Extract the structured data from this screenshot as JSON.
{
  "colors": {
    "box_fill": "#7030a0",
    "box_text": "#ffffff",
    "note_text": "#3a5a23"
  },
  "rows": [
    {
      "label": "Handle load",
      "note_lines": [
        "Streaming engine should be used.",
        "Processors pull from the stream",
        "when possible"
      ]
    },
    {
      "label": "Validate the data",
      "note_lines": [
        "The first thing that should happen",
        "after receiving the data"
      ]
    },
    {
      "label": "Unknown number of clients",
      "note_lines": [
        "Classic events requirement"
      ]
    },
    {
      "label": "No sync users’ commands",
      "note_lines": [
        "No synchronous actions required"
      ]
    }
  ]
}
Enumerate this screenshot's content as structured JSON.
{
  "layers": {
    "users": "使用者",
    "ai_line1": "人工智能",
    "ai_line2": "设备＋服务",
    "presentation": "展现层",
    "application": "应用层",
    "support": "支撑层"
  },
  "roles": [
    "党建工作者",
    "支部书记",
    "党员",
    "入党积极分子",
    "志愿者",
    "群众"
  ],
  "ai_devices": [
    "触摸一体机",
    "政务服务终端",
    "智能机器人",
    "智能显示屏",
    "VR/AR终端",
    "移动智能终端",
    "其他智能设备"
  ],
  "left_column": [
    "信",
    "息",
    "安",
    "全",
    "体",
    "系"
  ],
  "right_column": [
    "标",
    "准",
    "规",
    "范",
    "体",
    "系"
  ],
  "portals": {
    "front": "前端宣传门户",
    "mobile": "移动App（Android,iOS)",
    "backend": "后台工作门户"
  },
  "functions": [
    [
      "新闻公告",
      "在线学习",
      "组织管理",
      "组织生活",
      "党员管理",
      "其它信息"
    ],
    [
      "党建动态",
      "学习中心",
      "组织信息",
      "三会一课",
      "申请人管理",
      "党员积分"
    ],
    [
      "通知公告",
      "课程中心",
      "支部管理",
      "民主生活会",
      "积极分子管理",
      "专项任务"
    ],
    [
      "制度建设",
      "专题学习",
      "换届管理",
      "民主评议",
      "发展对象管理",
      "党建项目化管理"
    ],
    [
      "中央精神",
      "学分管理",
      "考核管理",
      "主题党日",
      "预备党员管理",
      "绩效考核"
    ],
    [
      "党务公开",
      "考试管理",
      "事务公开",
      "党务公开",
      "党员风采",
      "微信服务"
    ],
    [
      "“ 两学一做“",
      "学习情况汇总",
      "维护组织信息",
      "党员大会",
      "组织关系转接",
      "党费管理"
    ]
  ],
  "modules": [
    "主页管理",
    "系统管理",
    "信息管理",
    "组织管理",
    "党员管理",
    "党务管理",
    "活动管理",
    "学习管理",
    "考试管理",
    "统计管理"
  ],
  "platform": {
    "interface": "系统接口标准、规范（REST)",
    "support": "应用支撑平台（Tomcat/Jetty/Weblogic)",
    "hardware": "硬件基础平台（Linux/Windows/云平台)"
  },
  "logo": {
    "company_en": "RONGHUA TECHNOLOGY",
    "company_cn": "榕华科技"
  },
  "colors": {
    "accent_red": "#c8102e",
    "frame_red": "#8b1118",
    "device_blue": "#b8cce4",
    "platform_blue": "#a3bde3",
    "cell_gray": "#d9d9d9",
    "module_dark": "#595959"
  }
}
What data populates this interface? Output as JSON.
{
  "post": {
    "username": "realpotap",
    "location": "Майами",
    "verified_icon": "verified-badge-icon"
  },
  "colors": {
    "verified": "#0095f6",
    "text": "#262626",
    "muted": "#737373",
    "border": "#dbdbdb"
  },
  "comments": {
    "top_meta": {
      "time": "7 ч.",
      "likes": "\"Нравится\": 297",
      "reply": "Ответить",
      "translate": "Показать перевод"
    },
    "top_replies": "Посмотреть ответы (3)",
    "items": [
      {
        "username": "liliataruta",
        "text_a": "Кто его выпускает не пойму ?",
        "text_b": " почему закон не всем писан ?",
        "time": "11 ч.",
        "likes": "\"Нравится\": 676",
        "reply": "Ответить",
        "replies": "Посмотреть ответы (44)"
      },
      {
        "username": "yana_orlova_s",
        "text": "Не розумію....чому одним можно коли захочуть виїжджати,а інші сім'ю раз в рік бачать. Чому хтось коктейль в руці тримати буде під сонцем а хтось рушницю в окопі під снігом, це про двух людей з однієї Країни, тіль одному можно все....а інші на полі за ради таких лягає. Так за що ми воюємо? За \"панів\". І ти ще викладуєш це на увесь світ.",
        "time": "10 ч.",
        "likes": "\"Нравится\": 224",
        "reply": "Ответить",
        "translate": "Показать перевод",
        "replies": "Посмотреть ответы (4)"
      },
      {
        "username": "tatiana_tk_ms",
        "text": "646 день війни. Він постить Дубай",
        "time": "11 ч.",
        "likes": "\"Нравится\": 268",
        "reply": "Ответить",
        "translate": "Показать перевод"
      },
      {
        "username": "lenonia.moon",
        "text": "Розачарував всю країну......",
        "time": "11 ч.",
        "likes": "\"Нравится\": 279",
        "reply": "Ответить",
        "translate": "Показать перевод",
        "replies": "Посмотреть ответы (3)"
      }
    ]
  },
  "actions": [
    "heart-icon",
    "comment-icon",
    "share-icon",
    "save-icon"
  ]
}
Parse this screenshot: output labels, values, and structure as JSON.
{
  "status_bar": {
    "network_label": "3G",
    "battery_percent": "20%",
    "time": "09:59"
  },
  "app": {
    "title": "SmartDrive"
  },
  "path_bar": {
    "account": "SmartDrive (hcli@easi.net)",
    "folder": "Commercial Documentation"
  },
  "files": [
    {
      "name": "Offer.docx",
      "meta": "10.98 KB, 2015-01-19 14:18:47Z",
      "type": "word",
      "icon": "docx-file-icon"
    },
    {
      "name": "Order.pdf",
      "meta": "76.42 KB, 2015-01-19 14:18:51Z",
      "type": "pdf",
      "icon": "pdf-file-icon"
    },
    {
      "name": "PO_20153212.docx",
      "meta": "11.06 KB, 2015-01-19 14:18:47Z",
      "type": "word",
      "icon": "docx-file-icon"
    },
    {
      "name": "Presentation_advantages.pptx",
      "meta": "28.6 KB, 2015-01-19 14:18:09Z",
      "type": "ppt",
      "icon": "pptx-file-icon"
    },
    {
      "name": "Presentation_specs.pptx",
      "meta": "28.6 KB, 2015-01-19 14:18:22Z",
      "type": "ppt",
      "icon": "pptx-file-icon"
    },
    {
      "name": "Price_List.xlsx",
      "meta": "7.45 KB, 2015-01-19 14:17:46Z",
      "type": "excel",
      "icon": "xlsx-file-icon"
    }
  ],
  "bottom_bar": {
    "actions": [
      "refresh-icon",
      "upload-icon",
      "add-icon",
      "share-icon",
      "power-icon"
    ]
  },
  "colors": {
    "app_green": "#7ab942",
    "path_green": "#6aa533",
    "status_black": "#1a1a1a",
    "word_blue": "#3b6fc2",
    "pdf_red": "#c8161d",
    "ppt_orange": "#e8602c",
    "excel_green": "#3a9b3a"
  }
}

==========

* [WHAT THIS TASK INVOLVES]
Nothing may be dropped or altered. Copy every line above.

* [ANSWER SPACE]
Extract the structured data from this screenshot as JSON.
{
  "colors": {
    "box_fill": "#7030a0",
    "box_text": "#ffffff",
    "note_text": "#3a5a23"
  },
  "rows": [
    {
      "label": "Handle load",
      "note_lines": [
        "Streaming engine should be used.",
        "Processors pull from the stream",
        "when possible"
      ]
    },
    {
      "label": "Validate the data",
      "note_lines": [
        "The first thing that should happen",
        "after receiving the data"
      ]
    },
    {
      "label": "Unknown number of clients",
      "note_lines": [
        "Classic events requirement"
      ]
    },
    {
      "label": "No sync users’ commands",
      "note_lines": [
        "No synchronous actions required"
      ]
    }
  ]
}
Enumerate this screenshot's content as structured JSON.
{
  "layers": {
    "users": "使用者",
    "ai_line1": "人工智能",
    "ai_line2": "设备＋服务",
    "presentation": "展现层",
    "application": "应用层",
    "support": "支撑层"
  },
  "roles": [
    "党建工作者",
    "支部书记",
    "党员",
    "入党积极分子",
    "志愿者",
    "群众"
  ],
  "ai_devices": [
    "触摸一体机",
    "政务服务终端",
    "智能机器人",
    "智能显示屏",
    "VR/AR终端",
    "移动智能终端",
    "其他智能设备"
  ],
  "left_column": [
    "信",
    "息",
    "安",
    "全",
    "体",
    "系"
  ],
  "right_column": [
    "标",
    "准",
    "规",
    "范",
    "体",
    "系"
  ],
  "portals": {
    "front": "前端宣传门户",
    "mobile": "移动App（Android,iOS)",
    "backend": "后台工作门户"
  },
  "functions": [
    [
      "新闻公告",
      "在线学习",
      "组织管理",
      "组织生活",
      "党员管理",
      "其它信息"
    ],
    [
      "党建动态",
      "学习中心",
      "组织信息",
      "三会一课",
      "申请人管理",
      "党员积分"
    ],
    [
      "通知公告",
      "课程中心",
      "支部管理",
      "民主生活会",
      "积极分子管理",
      "专项任务"
    ],
    [
      "制度建设",
      "专题学习",
      "换届管理",
      "民主评议",
      "发展对象管理",
      "党建项目化管理"
    ],
    [
      "中央精神",
      "学分管理",
      "考核管理",
      "主题党日",
      "预备党员管理",
      "绩效考核"
    ],
    [
      "党务公开",
      "考试管理",
      "事务公开",
      "党务公开",
      "党员风采",
      "微信服务"
    ],
    [
      "“ 两学一做“",
      "学习情况汇总",
      "维护组织信息",
      "党员大会",
      "组织关系转接",
      "党费管理"
    ]
  ],
  "modules": [
    "主页管理",
    "系统管理",
    "信息管理",
    "组织管理",
    "党员管理",
    "党务管理",
    "活动管理",
    "学习管理",
    "考试管理",
    "统计管理"
  ],
  "platform": {
    "interface": "系统接口标准、规范（REST)",
    "support": "应用支撑平台（Tomcat/Jetty/Weblogic)",
    "hardware": "硬件基础平台（Linux/Windows/云平台)"
  },
  "logo": {
    "company_en": "RONGHUA TECHNOLOGY",
    "company_cn": "榕华科技"
  },
  "colors": {
    "accent_red": "#c8102e",
    "frame_red": "#8b1118",
    "device_blue": "#b8cce4",
    "platform_blue": "#a3bde3",
    "cell_gray": "#d9d9d9",
    "module_dark": "#595959"
  }
}
What data populates this interface? Output as JSON.
{
  "post": {
    "username": "realpotap",
    "location": "Майами",
    "verified_icon": "verified-badge-icon"
  },
  "colors": {
    "verified": "#0095f6",
    "text": "#262626",
    "muted": "#737373",
    "border": "#dbdbdb"
  },
  "comments": {
    "top_meta": {
      "time": "7 ч.",
      "likes": "\"Нравится\": 297",
      "reply": "Ответить",
      "translate": "Показать перевод"
    },
    "top_replies": "Посмотреть ответы (3)",
    "items": [
      {
        "username": "liliataruta",
        "text_a": "Кто его выпускает не пойму ?",
        "text_b": " почему закон не всем писан ?",
        "time": "11 ч.",
        "likes": "\"Нравится\": 676",
        "reply": "Ответить",
        "replies": "Посмотреть ответы (44)"
      },
      {
        "username": "yana_orlova_s",
        "text": "Не розумію....чому одним можно коли захочуть виїжджати,а інші сім'ю раз в рік бачать. Чому хтось коктейль в руці тримати буде під сонцем а хтось рушницю в окопі під снігом, це про двух людей з однієї Країни, тіль одному можно все....а інші на полі за ради таких лягає. Так за що ми воюємо? За \"панів\". І ти ще викладуєш це на увесь світ.",
        "time": "10 ч.",
        "likes": "\"Нравится\": 224",
        "reply": "Ответить",
        "translate": "Показать перевод",
        "replies": "Посмотреть ответы (4)"
      },
      {
        "username": "tatiana_tk_ms",
        "text": "646 день війни. Він постить Дубай",
        "time": "11 ч.",
        "likes": "\"Нравится\": 268",
        "reply": "Ответить",
        "translate": "Показать перевод"
      },
      {
        "username": "lenonia.moon",
        "text": "Розачарував всю країну......",
        "time": "11 ч.",
        "likes": "\"Нравится\": 279",
        "reply": "Ответить",
        "translate": "Показать перевод",
        "replies": "Посмотреть ответы (3)"
      }
    ]
  },
  "actions": [
    "heart-icon",
    "comment-icon",
    "share-icon",
    "save-icon"
  ]
}
Parse this screenshot: output labels, values, and structure as JSON.
{
  "status_bar": {
    "network_label": "3G",
    "battery_percent": "20%",
    "time": "09:59"
  },
  "app": {
    "title": "SmartDrive"
  },
  "path_bar": {
    "account": "SmartDrive (hcli@easi.net)",
    "folder": "Commercial Documentation"
  },
  "files": [
    {
      "name": "Offer.docx",
      "meta": "10.98 KB, 2015-01-19 14:18:47Z",
      "type": "word",
      "icon": "docx-file-icon"
    },
    {
      "name": "Order.pdf",
      "meta": "76.42 KB, 2015-01-19 14:18:51Z",
      "type": "pdf",
      "icon": "pdf-file-icon"
    },
    {
      "name": "PO_20153212.docx",
      "meta": "11.06 KB, 2015-01-19 14:18:47Z",
      "type": "word",
      "icon": "docx-file-icon"
    },
    {
      "name": "Presentation_advantages.pptx",
      "meta": "28.6 KB, 2015-01-19 14:18:09Z",
      "type": "ppt",
      "icon": "pptx-file-icon"
    },
    {
      "name": "Presentation_specs.pptx",
      "meta": "28.6 KB, 2015-01-19 14:18:22Z",
      "type": "ppt",
      "icon": "pptx-file-icon"
    },
    {
      "name": "Price_List.xlsx",
      "meta": "7.45 KB, 2015-01-19 14:17:46Z",
      "type": "excel",
      "icon": "xlsx-file-icon"
    }
  ],
  "bottom_bar": {
    "actions": [
      "refresh-icon",
      "upload-icon",
      "add-icon",
      "share-icon",
      "power-icon"
    ]
  },
  "colors": {
    "app_green": "#7ab942",
    "path_green": "#6aa533",
    "status_black": "#1a1a1a",
    "word_blue": "#3b6fc2",
    "pdf_red": "#c8161d",
    "ppt_orange": "#e8602c",
    "excel_green": "#3a9b3a"
  }
}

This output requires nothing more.